Suffer from Alpha-1 or are you asymptomatic?

Episode 1 of 3 with Dr Møller. What is the difference between suffering from Alpha-1 Antitrypsin Deficiency and being an asymptomatic carrier of the disease? Doctor Helene Møller Frost explains. Working at the Department of Pulmonary Medicine at Aalborg University Hospital she meets patients with Alpha-1 Antitrypsin Deficiency regularly.

In Denmark, 2500-3000 people suffer from Alpha-1 Antitrypsin Deficiency but there are still many undiagnosed cases, only 10 percent are diagnosed. The condition can easily be mistaken for other diseases and cannot be diagnosed by symptoms or by a medical examination alone; you need to get a blood test to know for sure. All of this and much more in this first A1R TIME videocasts with Doctor Helene Møller Frost. In the next two episodes, you get to meet her again as she explains a complicated patient case and family screening.

A1R TIME is initiated by CSL Behring. Our goal is to spread awareness about Alpha-1 Antitrypsin Deficiency and to create a community for all affected by the diagnosis.

Want to share your story? Send us an email: 

More episodes

When should you test for Alpha-1 Antitrypsin Deficiency?

Episode 3 of 3 with Dr Møller. Have you tested your COPD and asthma patients for Alpha-1 Antitrypsin Deficiency?

Many patients are diagnosed with asthma or COPD when some of them in reality suffer from Alpha-1 Antitrypsin Deficiency.
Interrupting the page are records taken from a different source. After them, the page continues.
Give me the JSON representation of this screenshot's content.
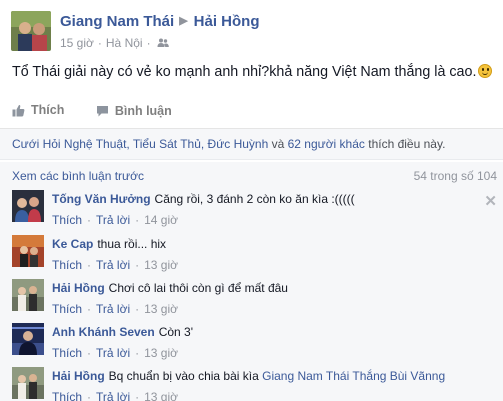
{
  "post": {
    "author": "Giang Nam Thái",
    "target": "Hải Hồng",
    "time": "15 giờ",
    "location": "Hà Nội",
    "text": "Tổ Thái giải này có vẻ ko mạnh anh nhỉ?khả năng Việt Nam thắng là cao."
  },
  "actions": {
    "like": "Thích",
    "comment": "Bình luận"
  },
  "likes": {
    "names": "Cưới Hỏi Nghệ Thuật, Tiểu Sát Thủ, Đức Huỳnh",
    "and": " và ",
    "others": "62 người khác",
    "suffix": " thích điều này."
  },
  "comments_header": {
    "more": "Xem các bình luận trước",
    "count": "54 trong số 104"
  },
  "comments": [
    {
      "name": "Tống Văn Hưởng",
      "text": "Căng rồi, 3 đánh 2 còn ko ăn kìa :(((((",
      "like": "Thích",
      "reply": "Trả lời",
      "time": "14 giờ"
    },
    {
      "name": "Ke Cap",
      "text": "thua rồi... hix",
      "like": "Thích",
      "reply": "Trả lời",
      "time": "13 giờ"
    },
    {
      "name": "Hải Hồng",
      "text": "Chơi cô lai thôi còn gì để mất đâu",
      "like": "Thích",
      "reply": "Trả lời",
      "time": "13 giờ"
    },
    {
      "name": "Anh Khánh Seven",
      "text": "Còn 3'",
      "like": "Thích",
      "reply": "Trả lời",
      "time": "13 giờ"
    },
    {
      "name": "Hải Hồng",
      "text": "Bq chuẩn bị vào chia bài kìa ",
      "tag1": "Giang Nam Thái",
      "tag2": "Thắng Bùi Vãnng",
      "like": "Thích",
      "reply": "Trả lời",
      "time": "13 giờ"
    }
  ]
}
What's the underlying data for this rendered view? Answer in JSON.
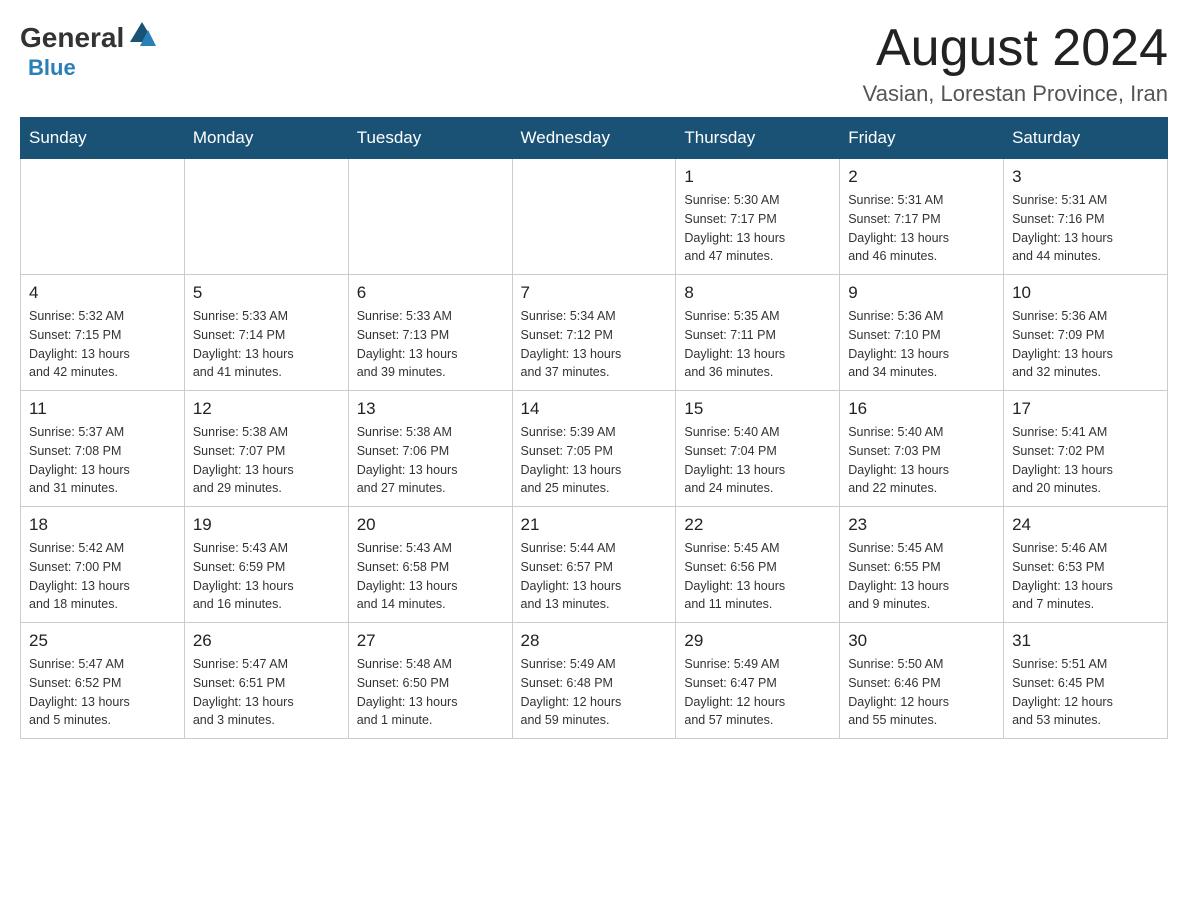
{
  "header": {
    "logo_general": "General",
    "logo_blue": "Blue",
    "month_title": "August 2024",
    "location": "Vasian, Lorestan Province, Iran"
  },
  "days_of_week": [
    "Sunday",
    "Monday",
    "Tuesday",
    "Wednesday",
    "Thursday",
    "Friday",
    "Saturday"
  ],
  "weeks": [
    [
      {
        "day": "",
        "info": ""
      },
      {
        "day": "",
        "info": ""
      },
      {
        "day": "",
        "info": ""
      },
      {
        "day": "",
        "info": ""
      },
      {
        "day": "1",
        "info": "Sunrise: 5:30 AM\nSunset: 7:17 PM\nDaylight: 13 hours\nand 47 minutes."
      },
      {
        "day": "2",
        "info": "Sunrise: 5:31 AM\nSunset: 7:17 PM\nDaylight: 13 hours\nand 46 minutes."
      },
      {
        "day": "3",
        "info": "Sunrise: 5:31 AM\nSunset: 7:16 PM\nDaylight: 13 hours\nand 44 minutes."
      }
    ],
    [
      {
        "day": "4",
        "info": "Sunrise: 5:32 AM\nSunset: 7:15 PM\nDaylight: 13 hours\nand 42 minutes."
      },
      {
        "day": "5",
        "info": "Sunrise: 5:33 AM\nSunset: 7:14 PM\nDaylight: 13 hours\nand 41 minutes."
      },
      {
        "day": "6",
        "info": "Sunrise: 5:33 AM\nSunset: 7:13 PM\nDaylight: 13 hours\nand 39 minutes."
      },
      {
        "day": "7",
        "info": "Sunrise: 5:34 AM\nSunset: 7:12 PM\nDaylight: 13 hours\nand 37 minutes."
      },
      {
        "day": "8",
        "info": "Sunrise: 5:35 AM\nSunset: 7:11 PM\nDaylight: 13 hours\nand 36 minutes."
      },
      {
        "day": "9",
        "info": "Sunrise: 5:36 AM\nSunset: 7:10 PM\nDaylight: 13 hours\nand 34 minutes."
      },
      {
        "day": "10",
        "info": "Sunrise: 5:36 AM\nSunset: 7:09 PM\nDaylight: 13 hours\nand 32 minutes."
      }
    ],
    [
      {
        "day": "11",
        "info": "Sunrise: 5:37 AM\nSunset: 7:08 PM\nDaylight: 13 hours\nand 31 minutes."
      },
      {
        "day": "12",
        "info": "Sunrise: 5:38 AM\nSunset: 7:07 PM\nDaylight: 13 hours\nand 29 minutes."
      },
      {
        "day": "13",
        "info": "Sunrise: 5:38 AM\nSunset: 7:06 PM\nDaylight: 13 hours\nand 27 minutes."
      },
      {
        "day": "14",
        "info": "Sunrise: 5:39 AM\nSunset: 7:05 PM\nDaylight: 13 hours\nand 25 minutes."
      },
      {
        "day": "15",
        "info": "Sunrise: 5:40 AM\nSunset: 7:04 PM\nDaylight: 13 hours\nand 24 minutes."
      },
      {
        "day": "16",
        "info": "Sunrise: 5:40 AM\nSunset: 7:03 PM\nDaylight: 13 hours\nand 22 minutes."
      },
      {
        "day": "17",
        "info": "Sunrise: 5:41 AM\nSunset: 7:02 PM\nDaylight: 13 hours\nand 20 minutes."
      }
    ],
    [
      {
        "day": "18",
        "info": "Sunrise: 5:42 AM\nSunset: 7:00 PM\nDaylight: 13 hours\nand 18 minutes."
      },
      {
        "day": "19",
        "info": "Sunrise: 5:43 AM\nSunset: 6:59 PM\nDaylight: 13 hours\nand 16 minutes."
      },
      {
        "day": "20",
        "info": "Sunrise: 5:43 AM\nSunset: 6:58 PM\nDaylight: 13 hours\nand 14 minutes."
      },
      {
        "day": "21",
        "info": "Sunrise: 5:44 AM\nSunset: 6:57 PM\nDaylight: 13 hours\nand 13 minutes."
      },
      {
        "day": "22",
        "info": "Sunrise: 5:45 AM\nSunset: 6:56 PM\nDaylight: 13 hours\nand 11 minutes."
      },
      {
        "day": "23",
        "info": "Sunrise: 5:45 AM\nSunset: 6:55 PM\nDaylight: 13 hours\nand 9 minutes."
      },
      {
        "day": "24",
        "info": "Sunrise: 5:46 AM\nSunset: 6:53 PM\nDaylight: 13 hours\nand 7 minutes."
      }
    ],
    [
      {
        "day": "25",
        "info": "Sunrise: 5:47 AM\nSunset: 6:52 PM\nDaylight: 13 hours\nand 5 minutes."
      },
      {
        "day": "26",
        "info": "Sunrise: 5:47 AM\nSunset: 6:51 PM\nDaylight: 13 hours\nand 3 minutes."
      },
      {
        "day": "27",
        "info": "Sunrise: 5:48 AM\nSunset: 6:50 PM\nDaylight: 13 hours\nand 1 minute."
      },
      {
        "day": "28",
        "info": "Sunrise: 5:49 AM\nSunset: 6:48 PM\nDaylight: 12 hours\nand 59 minutes."
      },
      {
        "day": "29",
        "info": "Sunrise: 5:49 AM\nSunset: 6:47 PM\nDaylight: 12 hours\nand 57 minutes."
      },
      {
        "day": "30",
        "info": "Sunrise: 5:50 AM\nSunset: 6:46 PM\nDaylight: 12 hours\nand 55 minutes."
      },
      {
        "day": "31",
        "info": "Sunrise: 5:51 AM\nSunset: 6:45 PM\nDaylight: 12 hours\nand 53 minutes."
      }
    ]
  ]
}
This is why Helene Møller Frost encourages general practitioners to take a blood test for Alpha-1 Antitrypsin Deficiency on patients with asthma or COPD.

Read more here >>

The physically active non-smoker can also have an Alpha-1 Antitrypsin Deficiency

Episode 2 of 3 with Dr Møller. Even specialists overlook clear signs of Alpha-1 Antitrypsin Deficiency and neglect to take the important blood test that can lead to the diagnosis. This is what Doctor Helene Møller Frost talks about in this edition of A1R TIME.

Read more here >>